— The task —
All pictures must be dropped, while the entries are given again word for word.

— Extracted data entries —
Content starts

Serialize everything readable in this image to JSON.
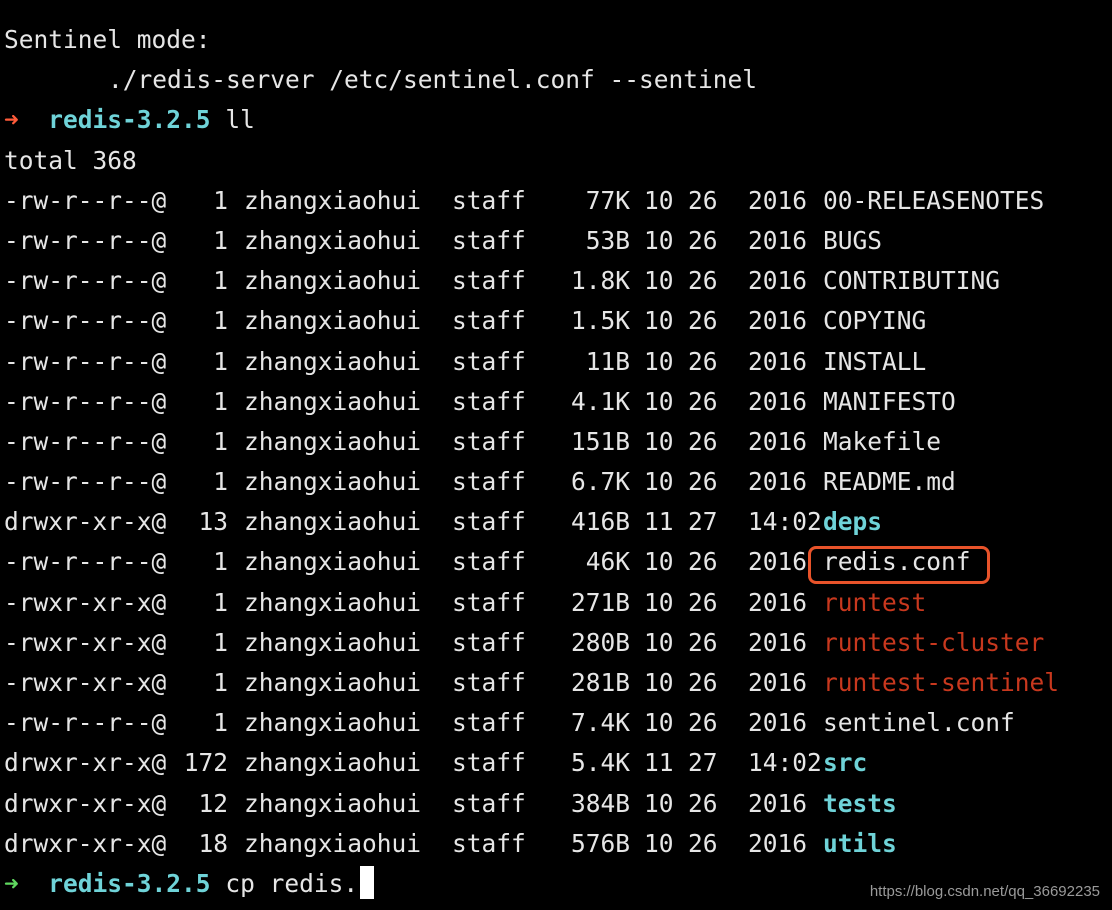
{
  "terminal": {
    "header_line": "Sentinel mode:",
    "command_line": "./redis-server /etc/sentinel.conf --sentinel",
    "prompt1": {
      "arrow": "➜",
      "cwd": "redis-3.2.5",
      "command": "ll"
    },
    "total_line": "total 368",
    "files": [
      {
        "perm": "-rw-r--r--@",
        "links": "1",
        "owner": "zhangxiaohui",
        "group": "staff",
        "size": "77K",
        "mon": "10",
        "day": "26",
        "time": "2016",
        "name": "00-RELEASENOTES",
        "kind": "plain"
      },
      {
        "perm": "-rw-r--r--@",
        "links": "1",
        "owner": "zhangxiaohui",
        "group": "staff",
        "size": "53B",
        "mon": "10",
        "day": "26",
        "time": "2016",
        "name": "BUGS",
        "kind": "plain"
      },
      {
        "perm": "-rw-r--r--@",
        "links": "1",
        "owner": "zhangxiaohui",
        "group": "staff",
        "size": "1.8K",
        "mon": "10",
        "day": "26",
        "time": "2016",
        "name": "CONTRIBUTING",
        "kind": "plain"
      },
      {
        "perm": "-rw-r--r--@",
        "links": "1",
        "owner": "zhangxiaohui",
        "group": "staff",
        "size": "1.5K",
        "mon": "10",
        "day": "26",
        "time": "2016",
        "name": "COPYING",
        "kind": "plain"
      },
      {
        "perm": "-rw-r--r--@",
        "links": "1",
        "owner": "zhangxiaohui",
        "group": "staff",
        "size": "11B",
        "mon": "10",
        "day": "26",
        "time": "2016",
        "name": "INSTALL",
        "kind": "plain"
      },
      {
        "perm": "-rw-r--r--@",
        "links": "1",
        "owner": "zhangxiaohui",
        "group": "staff",
        "size": "4.1K",
        "mon": "10",
        "day": "26",
        "time": "2016",
        "name": "MANIFESTO",
        "kind": "plain"
      },
      {
        "perm": "-rw-r--r--@",
        "links": "1",
        "owner": "zhangxiaohui",
        "group": "staff",
        "size": "151B",
        "mon": "10",
        "day": "26",
        "time": "2016",
        "name": "Makefile",
        "kind": "plain"
      },
      {
        "perm": "-rw-r--r--@",
        "links": "1",
        "owner": "zhangxiaohui",
        "group": "staff",
        "size": "6.7K",
        "mon": "10",
        "day": "26",
        "time": "2016",
        "name": "README.md",
        "kind": "plain"
      },
      {
        "perm": "drwxr-xr-x@",
        "links": "13",
        "owner": "zhangxiaohui",
        "group": "staff",
        "size": "416B",
        "mon": "11",
        "day": "27",
        "time": "14:02",
        "name": "deps",
        "kind": "dir"
      },
      {
        "perm": "-rw-r--r--@",
        "links": "1",
        "owner": "zhangxiaohui",
        "group": "staff",
        "size": "46K",
        "mon": "10",
        "day": "26",
        "time": "2016",
        "name": "redis.conf",
        "kind": "plain"
      },
      {
        "perm": "-rwxr-xr-x@",
        "links": "1",
        "owner": "zhangxiaohui",
        "group": "staff",
        "size": "271B",
        "mon": "10",
        "day": "26",
        "time": "2016",
        "name": "runtest",
        "kind": "exec"
      },
      {
        "perm": "-rwxr-xr-x@",
        "links": "1",
        "owner": "zhangxiaohui",
        "group": "staff",
        "size": "280B",
        "mon": "10",
        "day": "26",
        "time": "2016",
        "name": "runtest-cluster",
        "kind": "exec"
      },
      {
        "perm": "-rwxr-xr-x@",
        "links": "1",
        "owner": "zhangxiaohui",
        "group": "staff",
        "size": "281B",
        "mon": "10",
        "day": "26",
        "time": "2016",
        "name": "runtest-sentinel",
        "kind": "exec"
      },
      {
        "perm": "-rw-r--r--@",
        "links": "1",
        "owner": "zhangxiaohui",
        "group": "staff",
        "size": "7.4K",
        "mon": "10",
        "day": "26",
        "time": "2016",
        "name": "sentinel.conf",
        "kind": "plain"
      },
      {
        "perm": "drwxr-xr-x@",
        "links": "172",
        "owner": "zhangxiaohui",
        "group": "staff",
        "size": "5.4K",
        "mon": "11",
        "day": "27",
        "time": "14:02",
        "name": "src",
        "kind": "dir"
      },
      {
        "perm": "drwxr-xr-x@",
        "links": "12",
        "owner": "zhangxiaohui",
        "group": "staff",
        "size": "384B",
        "mon": "10",
        "day": "26",
        "time": "2016",
        "name": "tests",
        "kind": "dir"
      },
      {
        "perm": "drwxr-xr-x@",
        "links": "18",
        "owner": "zhangxiaohui",
        "group": "staff",
        "size": "576B",
        "mon": "10",
        "day": "26",
        "time": "2016",
        "name": "utils",
        "kind": "dir"
      }
    ],
    "prompt2": {
      "arrow": "➜",
      "cwd": "redis-3.2.5",
      "command": "cp redis."
    },
    "highlighted_file": "redis.conf"
  },
  "colors": {
    "background": "#000000",
    "text": "#e6e6e6",
    "directory": "#6fd3d8",
    "executable": "#c8381e",
    "prompt_fail_arrow": "#ff5b3a",
    "prompt_ok_arrow": "#5fd75f",
    "highlight_box": "#e8532a"
  },
  "watermark": "https://blog.csdn.net/qq_36692235"
}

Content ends

— Solution to this exercise —
Serialize everything readable in this image to JSON.
{
  "terminal": {
    "header_line": "Sentinel mode:",
    "command_line": "./redis-server /etc/sentinel.conf --sentinel",
    "prompt1": {
      "arrow": "➜",
      "cwd": "redis-3.2.5",
      "command": "ll"
    },
    "total_line": "total 368",
    "files": [
      {
        "perm": "-rw-r--r--@",
        "links": "1",
        "owner": "zhangxiaohui",
        "group": "staff",
        "size": "77K",
        "mon": "10",
        "day": "26",
        "time": "2016",
        "name": "00-RELEASENOTES",
        "kind": "plain"
      },
      {
        "perm": "-rw-r--r--@",
        "links": "1",
        "owner": "zhangxiaohui",
        "group": "staff",
        "size": "53B",
        "mon": "10",
        "day": "26",
        "time": "2016",
        "name": "BUGS",
        "kind": "plain"
      },
      {
        "perm": "-rw-r--r--@",
        "links": "1",
        "owner": "zhangxiaohui",
        "group": "staff",
        "size": "1.8K",
        "mon": "10",
        "day": "26",
        "time": "2016",
        "name": "CONTRIBUTING",
        "kind": "plain"
      },
      {
        "perm": "-rw-r--r--@",
        "links": "1",
        "owner": "zhangxiaohui",
        "group": "staff",
        "size": "1.5K",
        "mon": "10",
        "day": "26",
        "time": "2016",
        "name": "COPYING",
        "kind": "plain"
      },
      {
        "perm": "-rw-r--r--@",
        "links": "1",
        "owner": "zhangxiaohui",
        "group": "staff",
        "size": "11B",
        "mon": "10",
        "day": "26",
        "time": "2016",
        "name": "INSTALL",
        "kind": "plain"
      },
      {
        "perm": "-rw-r--r--@",
        "links": "1",
        "owner": "zhangxiaohui",
        "group": "staff",
        "size": "4.1K",
        "mon": "10",
        "day": "26",
        "time": "2016",
        "name": "MANIFESTO",
        "kind": "plain"
      },
      {
        "perm": "-rw-r--r--@",
        "links": "1",
        "owner": "zhangxiaohui",
        "group": "staff",
        "size": "151B",
        "mon": "10",
        "day": "26",
        "time": "2016",
        "name": "Makefile",
        "kind": "plain"
      },
      {
        "perm": "-rw-r--r--@",
        "links": "1",
        "owner": "zhangxiaohui",
        "group": "staff",
        "size": "6.7K",
        "mon": "10",
        "day": "26",
        "time": "2016",
        "name": "README.md",
        "kind": "plain"
      },
      {
        "perm": "drwxr-xr-x@",
        "links": "13",
        "owner": "zhangxiaohui",
        "group": "staff",
        "size": "416B",
        "mon": "11",
        "day": "27",
        "time": "14:02",
        "name": "deps",
        "kind": "dir"
      },
      {
        "perm": "-rw-r--r--@",
        "links": "1",
        "owner": "zhangxiaohui",
        "group": "staff",
        "size": "46K",
        "mon": "10",
        "day": "26",
        "time": "2016",
        "name": "redis.conf",
        "kind": "plain"
      },
      {
        "perm": "-rwxr-xr-x@",
        "links": "1",
        "owner": "zhangxiaohui",
        "group": "staff",
        "size": "271B",
        "mon": "10",
        "day": "26",
        "time": "2016",
        "name": "runtest",
        "kind": "exec"
      },
      {
        "perm": "-rwxr-xr-x@",
        "links": "1",
        "owner": "zhangxiaohui",
        "group": "staff",
        "size": "280B",
        "mon": "10",
        "day": "26",
        "time": "2016",
        "name": "runtest-cluster",
        "kind": "exec"
      },
      {
        "perm": "-rwxr-xr-x@",
        "links": "1",
        "owner": "zhangxiaohui",
        "group": "staff",
        "size": "281B",
        "mon": "10",
        "day": "26",
        "time": "2016",
        "name": "runtest-sentinel",
        "kind": "exec"
      },
      {
        "perm": "-rw-r--r--@",
        "links": "1",
        "owner": "zhangxiaohui",
        "group": "staff",
        "size": "7.4K",
        "mon": "10",
        "day": "26",
        "time": "2016",
        "name": "sentinel.conf",
        "kind": "plain"
      },
      {
        "perm": "drwxr-xr-x@",
        "links": "172",
        "owner": "zhangxiaohui",
        "group": "staff",
        "size": "5.4K",
        "mon": "11",
        "day": "27",
        "time": "14:02",
        "name": "src",
        "kind": "dir"
      },
      {
        "perm": "drwxr-xr-x@",
        "links": "12",
        "owner": "zhangxiaohui",
        "group": "staff",
        "size": "384B",
        "mon": "10",
        "day": "26",
        "time": "2016",
        "name": "tests",
        "kind": "dir"
      },
      {
        "perm": "drwxr-xr-x@",
        "links": "18",
        "owner": "zhangxiaohui",
        "group": "staff",
        "size": "576B",
        "mon": "10",
        "day": "26",
        "time": "2016",
        "name": "utils",
        "kind": "dir"
      }
    ],
    "prompt2": {
      "arrow": "➜",
      "cwd": "redis-3.2.5",
      "command": "cp redis."
    },
    "highlighted_file": "redis.conf"
  },
  "colors": {
    "background": "#000000",
    "text": "#e6e6e6",
    "directory": "#6fd3d8",
    "executable": "#c8381e",
    "prompt_fail_arrow": "#ff5b3a",
    "prompt_ok_arrow": "#5fd75f",
    "highlight_box": "#e8532a"
  },
  "watermark": "https://blog.csdn.net/qq_36692235"
}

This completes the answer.